===== Entries supplied =====

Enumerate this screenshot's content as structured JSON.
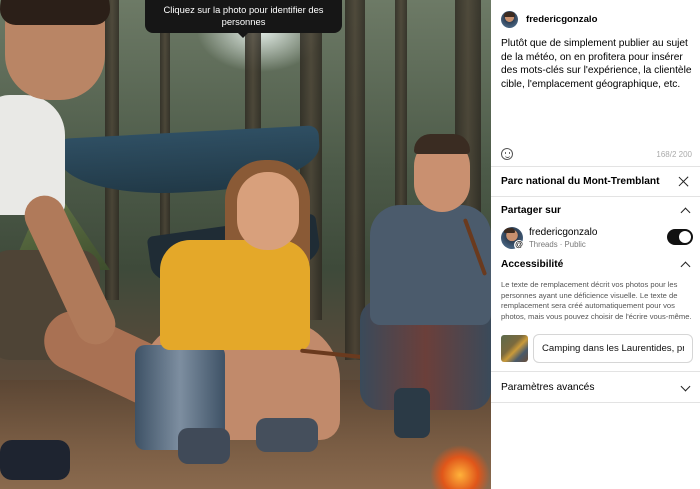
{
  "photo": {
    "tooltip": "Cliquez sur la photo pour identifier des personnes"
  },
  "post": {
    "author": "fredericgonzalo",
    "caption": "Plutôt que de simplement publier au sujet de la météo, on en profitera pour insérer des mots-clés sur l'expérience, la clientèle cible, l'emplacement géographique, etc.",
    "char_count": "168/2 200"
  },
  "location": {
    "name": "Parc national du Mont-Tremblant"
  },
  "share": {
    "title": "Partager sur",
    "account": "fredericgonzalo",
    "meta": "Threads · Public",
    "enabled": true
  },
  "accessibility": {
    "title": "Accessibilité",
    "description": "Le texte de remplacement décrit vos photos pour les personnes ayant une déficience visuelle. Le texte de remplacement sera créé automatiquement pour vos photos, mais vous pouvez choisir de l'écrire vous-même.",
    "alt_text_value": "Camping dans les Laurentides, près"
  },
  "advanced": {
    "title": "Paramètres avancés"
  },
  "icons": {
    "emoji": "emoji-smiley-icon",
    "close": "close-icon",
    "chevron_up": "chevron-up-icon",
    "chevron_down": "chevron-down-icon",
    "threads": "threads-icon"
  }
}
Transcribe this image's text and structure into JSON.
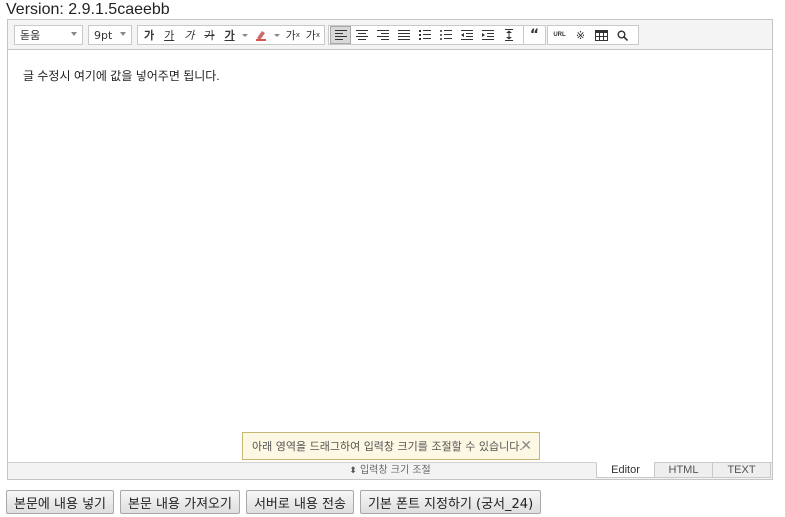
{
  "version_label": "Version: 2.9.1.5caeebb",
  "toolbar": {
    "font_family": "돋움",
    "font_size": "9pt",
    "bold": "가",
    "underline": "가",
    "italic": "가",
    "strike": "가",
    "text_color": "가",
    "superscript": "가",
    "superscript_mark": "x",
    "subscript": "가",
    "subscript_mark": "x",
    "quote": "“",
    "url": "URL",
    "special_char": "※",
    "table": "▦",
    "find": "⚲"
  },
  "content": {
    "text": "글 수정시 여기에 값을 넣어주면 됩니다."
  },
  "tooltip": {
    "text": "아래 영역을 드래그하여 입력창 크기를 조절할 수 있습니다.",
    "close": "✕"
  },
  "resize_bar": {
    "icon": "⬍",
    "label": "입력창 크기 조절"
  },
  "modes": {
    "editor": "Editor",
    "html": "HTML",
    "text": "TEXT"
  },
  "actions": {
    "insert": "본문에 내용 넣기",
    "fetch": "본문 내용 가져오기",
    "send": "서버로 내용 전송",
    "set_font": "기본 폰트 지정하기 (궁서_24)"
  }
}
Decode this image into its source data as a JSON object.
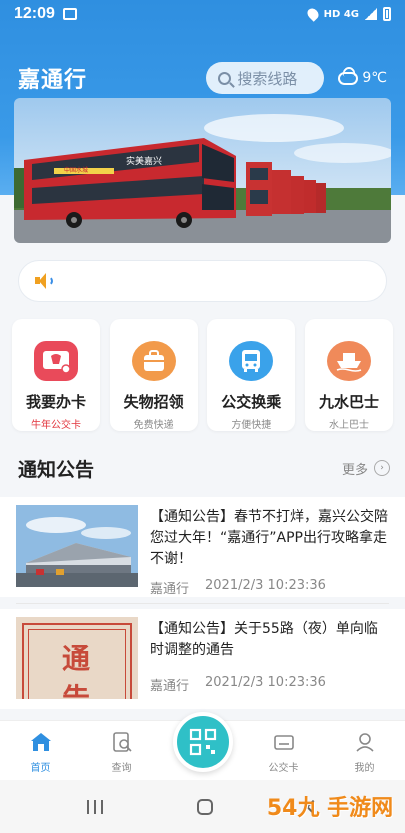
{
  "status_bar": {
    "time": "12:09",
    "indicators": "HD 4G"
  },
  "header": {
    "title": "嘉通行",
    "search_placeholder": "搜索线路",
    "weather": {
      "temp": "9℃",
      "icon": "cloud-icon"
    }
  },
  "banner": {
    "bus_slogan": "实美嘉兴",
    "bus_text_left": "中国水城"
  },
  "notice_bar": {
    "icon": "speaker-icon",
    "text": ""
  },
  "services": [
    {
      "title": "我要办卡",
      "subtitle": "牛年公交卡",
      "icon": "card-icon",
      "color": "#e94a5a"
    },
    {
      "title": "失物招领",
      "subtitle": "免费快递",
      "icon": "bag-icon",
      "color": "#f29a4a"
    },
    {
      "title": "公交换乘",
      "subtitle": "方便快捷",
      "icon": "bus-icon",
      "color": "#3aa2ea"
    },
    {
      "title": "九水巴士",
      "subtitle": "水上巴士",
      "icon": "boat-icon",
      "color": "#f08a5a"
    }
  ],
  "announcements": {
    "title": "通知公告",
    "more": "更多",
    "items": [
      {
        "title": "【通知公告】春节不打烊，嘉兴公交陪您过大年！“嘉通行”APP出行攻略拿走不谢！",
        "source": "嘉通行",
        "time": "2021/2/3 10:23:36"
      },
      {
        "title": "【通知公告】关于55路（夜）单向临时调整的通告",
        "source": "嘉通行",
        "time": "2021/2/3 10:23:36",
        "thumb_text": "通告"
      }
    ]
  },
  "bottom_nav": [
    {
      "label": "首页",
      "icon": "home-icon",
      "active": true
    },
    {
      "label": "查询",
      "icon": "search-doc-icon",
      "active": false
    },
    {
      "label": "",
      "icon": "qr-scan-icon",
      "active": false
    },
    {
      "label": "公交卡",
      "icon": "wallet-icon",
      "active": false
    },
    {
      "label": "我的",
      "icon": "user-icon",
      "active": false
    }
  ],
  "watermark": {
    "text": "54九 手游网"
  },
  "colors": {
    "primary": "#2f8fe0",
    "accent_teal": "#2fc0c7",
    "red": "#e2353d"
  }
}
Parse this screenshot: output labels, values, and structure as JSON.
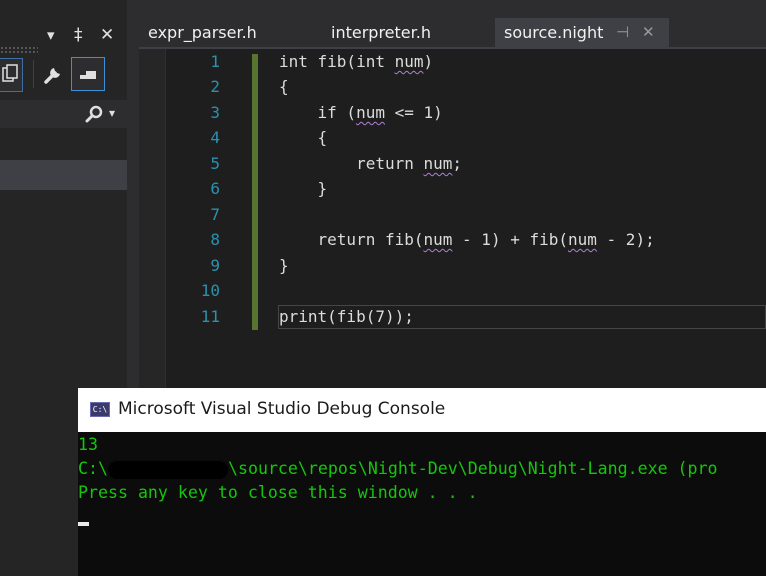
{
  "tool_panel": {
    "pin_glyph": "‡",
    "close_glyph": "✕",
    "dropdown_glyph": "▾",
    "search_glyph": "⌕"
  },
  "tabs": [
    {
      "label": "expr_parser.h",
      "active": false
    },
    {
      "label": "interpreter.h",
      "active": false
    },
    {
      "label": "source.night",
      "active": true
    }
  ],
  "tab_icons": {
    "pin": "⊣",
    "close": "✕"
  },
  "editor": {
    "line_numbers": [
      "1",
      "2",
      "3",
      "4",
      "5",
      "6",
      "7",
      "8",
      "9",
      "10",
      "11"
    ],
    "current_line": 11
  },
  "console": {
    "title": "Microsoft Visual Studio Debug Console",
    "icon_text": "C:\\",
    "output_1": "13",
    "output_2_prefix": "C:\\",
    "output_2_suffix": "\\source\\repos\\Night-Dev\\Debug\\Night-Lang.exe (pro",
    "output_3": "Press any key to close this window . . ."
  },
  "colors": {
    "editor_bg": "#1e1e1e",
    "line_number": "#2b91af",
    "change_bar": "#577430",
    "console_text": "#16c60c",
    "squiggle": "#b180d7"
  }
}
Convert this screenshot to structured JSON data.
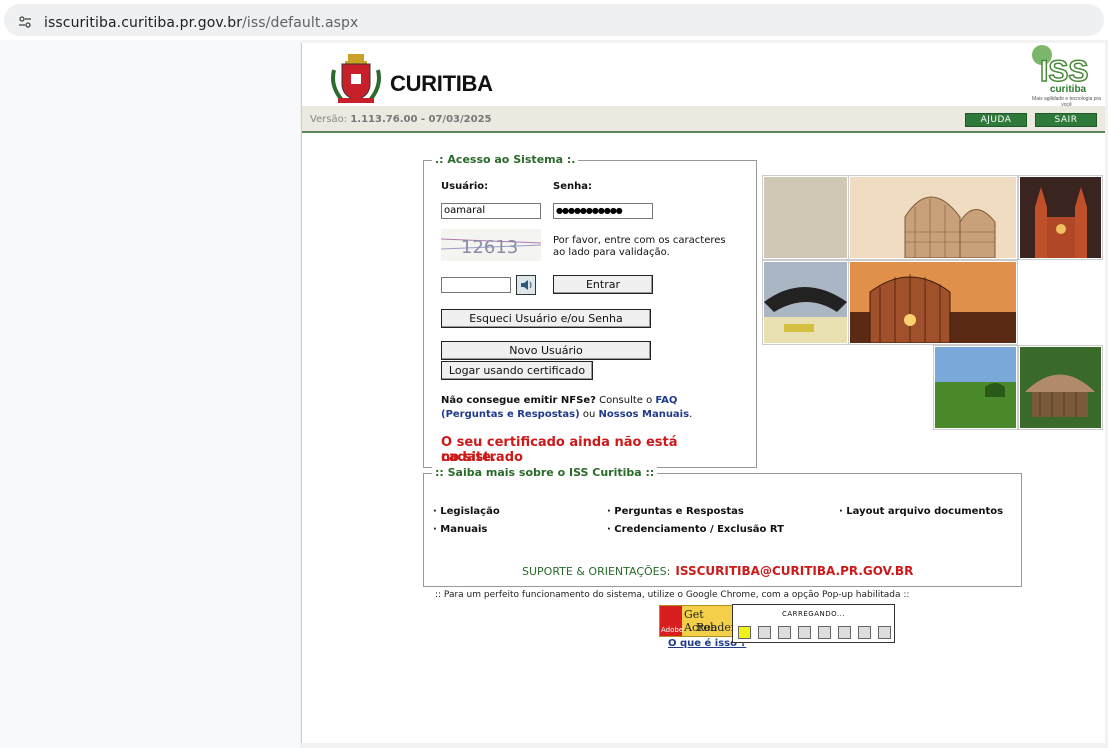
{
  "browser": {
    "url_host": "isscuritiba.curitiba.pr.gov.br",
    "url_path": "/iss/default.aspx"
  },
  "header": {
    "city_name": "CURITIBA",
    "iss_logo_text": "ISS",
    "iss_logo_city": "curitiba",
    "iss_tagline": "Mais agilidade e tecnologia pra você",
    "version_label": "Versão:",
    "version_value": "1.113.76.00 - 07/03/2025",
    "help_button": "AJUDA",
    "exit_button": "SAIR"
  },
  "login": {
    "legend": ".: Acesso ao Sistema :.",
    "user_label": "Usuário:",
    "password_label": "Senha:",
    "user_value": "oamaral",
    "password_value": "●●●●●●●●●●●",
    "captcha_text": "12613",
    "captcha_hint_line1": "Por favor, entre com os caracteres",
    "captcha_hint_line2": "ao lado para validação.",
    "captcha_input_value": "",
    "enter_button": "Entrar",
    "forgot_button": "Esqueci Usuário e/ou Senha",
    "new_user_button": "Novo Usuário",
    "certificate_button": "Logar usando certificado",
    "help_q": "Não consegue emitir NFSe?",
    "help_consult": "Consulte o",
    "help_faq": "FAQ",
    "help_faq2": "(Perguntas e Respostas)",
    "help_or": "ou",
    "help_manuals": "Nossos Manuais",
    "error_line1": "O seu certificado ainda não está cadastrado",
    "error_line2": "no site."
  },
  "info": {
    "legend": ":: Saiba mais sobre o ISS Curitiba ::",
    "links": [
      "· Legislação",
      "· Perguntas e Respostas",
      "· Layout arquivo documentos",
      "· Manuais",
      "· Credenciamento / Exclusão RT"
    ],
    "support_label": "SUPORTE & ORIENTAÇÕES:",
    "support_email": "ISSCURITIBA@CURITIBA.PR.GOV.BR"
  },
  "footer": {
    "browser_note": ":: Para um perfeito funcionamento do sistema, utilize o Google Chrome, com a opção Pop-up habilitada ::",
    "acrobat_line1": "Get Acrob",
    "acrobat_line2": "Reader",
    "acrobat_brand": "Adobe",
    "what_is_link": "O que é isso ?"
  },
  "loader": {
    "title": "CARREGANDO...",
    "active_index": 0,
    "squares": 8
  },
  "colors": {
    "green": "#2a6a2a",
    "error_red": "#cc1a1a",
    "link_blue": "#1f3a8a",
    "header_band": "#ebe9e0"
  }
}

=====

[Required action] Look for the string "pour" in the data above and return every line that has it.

[Written response]
    "tooltip": "Cliquez sur la photo pour identifier des personnes"
    "caption": "Plutôt que de simplement publier au sujet de la météo, on en profitera pour insérer des mots-clés sur l'expérience, la clientèle cible, l'emplacement géographique, etc.",
    "description": "Le texte de remplacement décrit vos photos pour les personnes ayant une déficience visuelle. Le texte de remplacement sera créé automatiquement pour vos photos, mais vous pouvez choisir de l'écrire vous-même.",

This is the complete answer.